As I enjoy reading WWII genre novels, I requested THE MAJOR’S DAUGHTER through Net Galley this summer for my kindle. This novel tells the story of star-crossed lovers: Collie, the major’s daughter in a German POW work camp in New Hampshire, and August, a German POW. As Collie feels herself drawn to the young German soldier, she is torn between her feelings of allegiance to her father (a widow) as well as her country, and her attraction to August. August, in return, is smitten by Collie’s beauty and kindness and determines to defy the camp rules and escape with her to a new life.
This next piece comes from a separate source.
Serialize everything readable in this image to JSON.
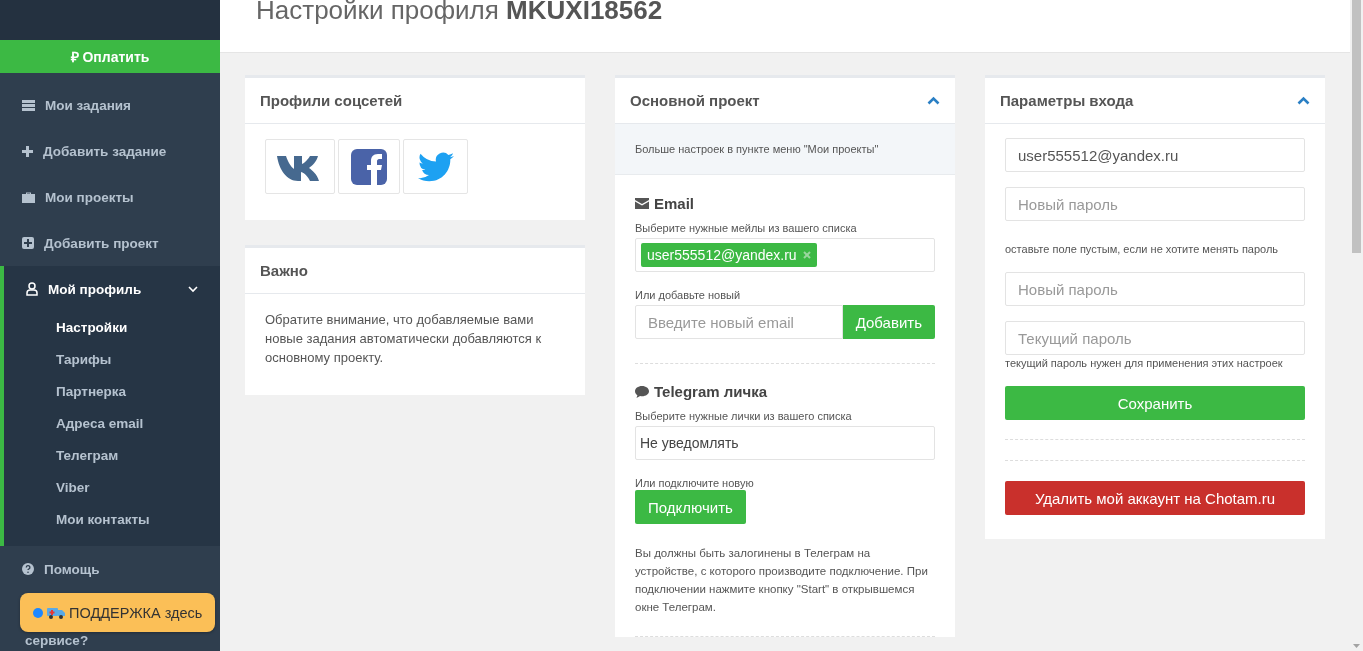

I tend to gravitate to WWII stories. I think part of my fascination is that was my parents’ time of early adulthood and it seems so close and yet so far away. Collie and August’s story has more romance in it than history, in my opinion (I tend to prefer the reverse); however, I was fascinated to know that there really was a German POW camp in southern New Hampshire during the war (this is only about an hour from where I live). The POW’s worked at logging in the forests and then were returned to Europe when the war ended (actually, they thought they were headed back to Germany but were sent to Britain instead to help with war clean up). Collie and August’s story has “tragedy” written all over it from the start. It was oddly reminiscent of “Summer of my German Soldier” (but without Kristy McNichol).
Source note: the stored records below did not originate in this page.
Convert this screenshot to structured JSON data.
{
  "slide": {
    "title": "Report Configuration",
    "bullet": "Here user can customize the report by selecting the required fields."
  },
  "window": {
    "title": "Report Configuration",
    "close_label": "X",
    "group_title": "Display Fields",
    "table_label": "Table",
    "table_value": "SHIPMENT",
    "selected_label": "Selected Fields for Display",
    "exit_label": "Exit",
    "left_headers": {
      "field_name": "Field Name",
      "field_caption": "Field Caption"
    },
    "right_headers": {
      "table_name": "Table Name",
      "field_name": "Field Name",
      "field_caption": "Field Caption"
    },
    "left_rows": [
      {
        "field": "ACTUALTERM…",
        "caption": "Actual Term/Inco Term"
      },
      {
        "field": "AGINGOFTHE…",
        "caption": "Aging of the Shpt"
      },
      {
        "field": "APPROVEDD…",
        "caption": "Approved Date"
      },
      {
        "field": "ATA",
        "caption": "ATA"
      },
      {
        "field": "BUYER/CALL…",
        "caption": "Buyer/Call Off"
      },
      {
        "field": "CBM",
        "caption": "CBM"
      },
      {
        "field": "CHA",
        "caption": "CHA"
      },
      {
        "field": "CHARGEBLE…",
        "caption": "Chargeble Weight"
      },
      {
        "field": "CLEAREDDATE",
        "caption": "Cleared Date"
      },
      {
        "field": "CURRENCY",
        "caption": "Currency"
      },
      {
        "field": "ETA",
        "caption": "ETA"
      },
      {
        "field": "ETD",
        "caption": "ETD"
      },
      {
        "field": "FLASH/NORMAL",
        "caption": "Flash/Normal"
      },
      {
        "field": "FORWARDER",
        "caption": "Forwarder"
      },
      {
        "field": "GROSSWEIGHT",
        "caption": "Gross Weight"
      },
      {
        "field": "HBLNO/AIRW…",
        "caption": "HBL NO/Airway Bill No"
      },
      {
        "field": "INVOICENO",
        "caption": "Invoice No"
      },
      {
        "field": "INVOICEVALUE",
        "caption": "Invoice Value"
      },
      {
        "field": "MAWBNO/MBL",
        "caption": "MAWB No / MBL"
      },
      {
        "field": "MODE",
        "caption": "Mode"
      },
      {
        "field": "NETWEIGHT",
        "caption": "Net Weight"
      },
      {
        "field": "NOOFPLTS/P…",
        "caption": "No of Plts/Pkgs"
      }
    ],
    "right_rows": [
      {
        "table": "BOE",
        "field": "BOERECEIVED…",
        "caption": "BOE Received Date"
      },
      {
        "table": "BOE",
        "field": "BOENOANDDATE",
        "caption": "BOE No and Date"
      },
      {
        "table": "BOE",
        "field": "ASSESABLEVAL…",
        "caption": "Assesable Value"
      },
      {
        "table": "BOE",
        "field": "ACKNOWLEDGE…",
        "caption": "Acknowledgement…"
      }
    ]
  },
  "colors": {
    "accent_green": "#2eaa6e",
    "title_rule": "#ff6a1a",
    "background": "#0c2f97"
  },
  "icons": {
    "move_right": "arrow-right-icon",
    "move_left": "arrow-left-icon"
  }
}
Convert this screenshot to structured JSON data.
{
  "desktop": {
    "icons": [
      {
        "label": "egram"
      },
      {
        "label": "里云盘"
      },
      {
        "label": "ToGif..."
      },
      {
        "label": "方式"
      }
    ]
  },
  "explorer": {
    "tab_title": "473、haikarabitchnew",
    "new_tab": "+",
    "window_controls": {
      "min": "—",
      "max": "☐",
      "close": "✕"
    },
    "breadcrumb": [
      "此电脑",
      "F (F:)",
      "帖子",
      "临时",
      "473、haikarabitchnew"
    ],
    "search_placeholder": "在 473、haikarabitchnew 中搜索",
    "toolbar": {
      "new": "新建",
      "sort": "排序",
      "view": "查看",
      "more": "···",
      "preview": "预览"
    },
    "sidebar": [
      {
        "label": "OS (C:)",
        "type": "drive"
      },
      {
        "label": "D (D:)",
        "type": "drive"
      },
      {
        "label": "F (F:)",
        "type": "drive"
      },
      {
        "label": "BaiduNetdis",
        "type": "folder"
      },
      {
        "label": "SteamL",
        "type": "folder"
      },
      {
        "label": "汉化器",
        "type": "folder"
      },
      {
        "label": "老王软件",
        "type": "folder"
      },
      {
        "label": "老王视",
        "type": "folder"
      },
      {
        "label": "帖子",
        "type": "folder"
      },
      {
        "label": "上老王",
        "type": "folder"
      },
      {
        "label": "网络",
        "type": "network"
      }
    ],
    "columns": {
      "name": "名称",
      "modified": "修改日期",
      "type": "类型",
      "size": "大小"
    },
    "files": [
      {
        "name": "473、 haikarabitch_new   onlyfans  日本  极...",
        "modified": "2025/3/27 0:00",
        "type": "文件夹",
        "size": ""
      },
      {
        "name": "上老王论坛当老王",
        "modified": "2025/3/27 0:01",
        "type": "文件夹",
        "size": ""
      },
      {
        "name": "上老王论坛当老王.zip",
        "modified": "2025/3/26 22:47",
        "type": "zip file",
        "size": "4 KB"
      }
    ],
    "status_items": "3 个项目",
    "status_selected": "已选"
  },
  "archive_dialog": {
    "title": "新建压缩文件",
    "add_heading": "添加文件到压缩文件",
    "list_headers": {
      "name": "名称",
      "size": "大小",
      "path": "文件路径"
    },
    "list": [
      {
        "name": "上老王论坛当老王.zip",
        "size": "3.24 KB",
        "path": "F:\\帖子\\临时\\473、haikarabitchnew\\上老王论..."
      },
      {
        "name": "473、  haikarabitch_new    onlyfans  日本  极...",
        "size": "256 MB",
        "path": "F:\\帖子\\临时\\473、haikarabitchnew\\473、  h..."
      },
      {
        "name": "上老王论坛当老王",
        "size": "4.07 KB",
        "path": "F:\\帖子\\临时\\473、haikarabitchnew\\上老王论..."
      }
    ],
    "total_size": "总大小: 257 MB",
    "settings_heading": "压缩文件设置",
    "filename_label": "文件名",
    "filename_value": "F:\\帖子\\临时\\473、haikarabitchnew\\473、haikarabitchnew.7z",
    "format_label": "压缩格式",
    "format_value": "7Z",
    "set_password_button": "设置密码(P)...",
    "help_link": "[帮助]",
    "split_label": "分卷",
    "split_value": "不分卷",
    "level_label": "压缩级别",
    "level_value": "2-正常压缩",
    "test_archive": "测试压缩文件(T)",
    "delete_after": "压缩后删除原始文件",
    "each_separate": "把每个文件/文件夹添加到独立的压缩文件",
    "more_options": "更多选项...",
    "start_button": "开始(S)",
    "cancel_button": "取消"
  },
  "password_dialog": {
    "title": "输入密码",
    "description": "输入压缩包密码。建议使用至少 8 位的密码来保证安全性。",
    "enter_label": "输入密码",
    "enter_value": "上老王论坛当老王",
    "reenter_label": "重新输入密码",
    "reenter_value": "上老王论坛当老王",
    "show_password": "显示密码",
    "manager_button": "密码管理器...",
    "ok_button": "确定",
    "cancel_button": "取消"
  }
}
There are some subplots happening along the way, too. Two brothers who are extremely different in temperament are wreaking a bit of havoc among the ladies. One falls in love with Collie (and ultimately brings about the climax of the book when he tells her confidential information about the next steps for the prisoners). Collie’s best friend, Estelle, is in a star-crossed relationship herself out in Ohio, as she has fallen in love with a Sikh gentleman. Her choices are very different from Collie’s. All these plots tie up at the end, in just under 400 pages.
If you enjoy historical romance, WWII era, you will probably enjoy THE MAJOR’S DAUGHTER. Thank you, Net Galley and Penguin Group, for my copy!